On that day, Brazil were reminded of their defeat two years prior in the U20 World Cup final in Qatar. The Argentines, captained by Juan Pablo Sorín, with Ariel Ibagaza wearing the No. 10 shirt and goals from Francisco Gabriel Guerrero and Leonardo Biagini -- later of Atlético Madrid -- won 2-0. In the 1995 final, Brazil had Zé Elias in midfield and Caio Ribeiro up front.
The U20 world champion Argentines from 1995, once again coached by Pekerman, reached the quarterfinals two years later and met a Brazil full of confidence after hammering South Korea 10-3 and Belgium 10-0. The team had Athirson, Pedrinho, Fernandão and Alex at its disposal, while Argentina could call on Lionel Scaloni, Pablo Aimar, Diego Placente and Juan Roman Riquelme.
It was a tough game until the 79th minute, when Riquelme picked out a brilliant ball to the right for a Scaloni goal. Martin Perezlindo scored the second in stoppage time, and Argentina went on to win the title, beating Marcelo Zalayeta's Uruguay in the final.
Pekerman began his career as a midfielder for Argentinos Juniors and finished his journey playing in Colombia. Argentines have played a key role in shaping Colombian football ever since Adolfo Pedernera, Alfredo Di Stéfano and Nestor Rossi led the exodus of striking players in 1948 to go and play for Millonarios and the clubs of the pirate league formed in Bogotá in 1949.
This goes some way toward explaining the short and direct passing of the Colombians, a little Argentine in its style. With Pekerman now at the helm of Colombia's senior side, this is even more evident. And Pekerman know how to beat Brazil in World Cup events.
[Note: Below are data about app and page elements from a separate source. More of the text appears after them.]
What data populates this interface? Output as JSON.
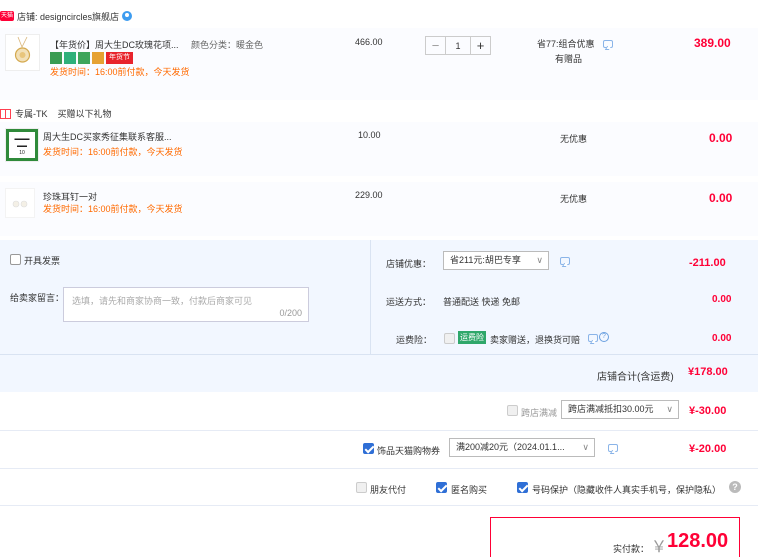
{
  "store": {
    "badge": "天猫",
    "label": "店铺: designcircles旗舰店"
  },
  "items": [
    {
      "title": "【年货价】周大生DC玫瑰花项...",
      "spec": "颜色分类：暖金色",
      "ship": "发货时间：16:00前付款，今天发货",
      "unit_price": "466.00",
      "qty": "1",
      "promo": "省77:组合优惠",
      "promo2": "有赠品",
      "total": "389.00",
      "festival_tag": "年货节"
    },
    {
      "title": "周大生DC买家秀征集联系客服...",
      "ship": "发货时间：16:00前付款，今天发货",
      "unit_price": "10.00",
      "promo": "无优惠",
      "total": "0.00"
    },
    {
      "title": "珍珠耳钉一对",
      "ship": "发货时间：16:00前付款，今天发货",
      "unit_price": "229.00",
      "promo": "无优惠",
      "total": "0.00"
    }
  ],
  "gift_header": {
    "name": "专属-TK",
    "desc": "买赠以下礼物"
  },
  "invoice": {
    "label": "开具发票"
  },
  "message": {
    "label": "给卖家留言：",
    "placeholder": "选填，请先和商家协商一致，付款后商家可见",
    "counter": "0/200"
  },
  "store_discount": {
    "label": "店铺优惠：",
    "select": "省211元:胡巴专享",
    "amount": "-211.00"
  },
  "shipping": {
    "label": "运送方式：",
    "value": "普通配送 快递 免邮",
    "amount": "0.00"
  },
  "insurance": {
    "label": "运费险：",
    "badge": "运费险",
    "value": "卖家赠送，退换货可赔",
    "amount": "0.00"
  },
  "store_total": {
    "label": "店铺合计(含运费)",
    "amount": "¥178.00"
  },
  "cross_store": {
    "label": "跨店满减",
    "select": "跨店满减抵扣30.00元",
    "amount": "¥-30.00"
  },
  "coupon": {
    "label": "饰品天猫购物券",
    "select": "满200减20元（2024.01.1...",
    "amount": "¥-20.00"
  },
  "options": {
    "friend_pay": "朋友代付",
    "anonymous": "匿名购买",
    "privacy": "号码保护（隐藏收件人真实手机号，保护隐私）"
  },
  "pay": {
    "label": "实付款：",
    "currency": "￥",
    "amount": "128.00"
  },
  "colors": {
    "accent_red": "#ff0036",
    "ship_orange": "#ff6a00",
    "checkbox_blue": "#2f6fd6"
  }
}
Paulo Vinicius Coelho ("PVC") is a veteran Brazilian sports journalist who has covered four World Cups and five Champions League finals. He is a football specialist, ESPN commentator in Brazil and columnist for Folha de S. Paulo, a popular Brazilian daily. He has written six books, including "Bola Fora," a history of the exodus of Brazilian players. Follow him on Twitter @pvcespn.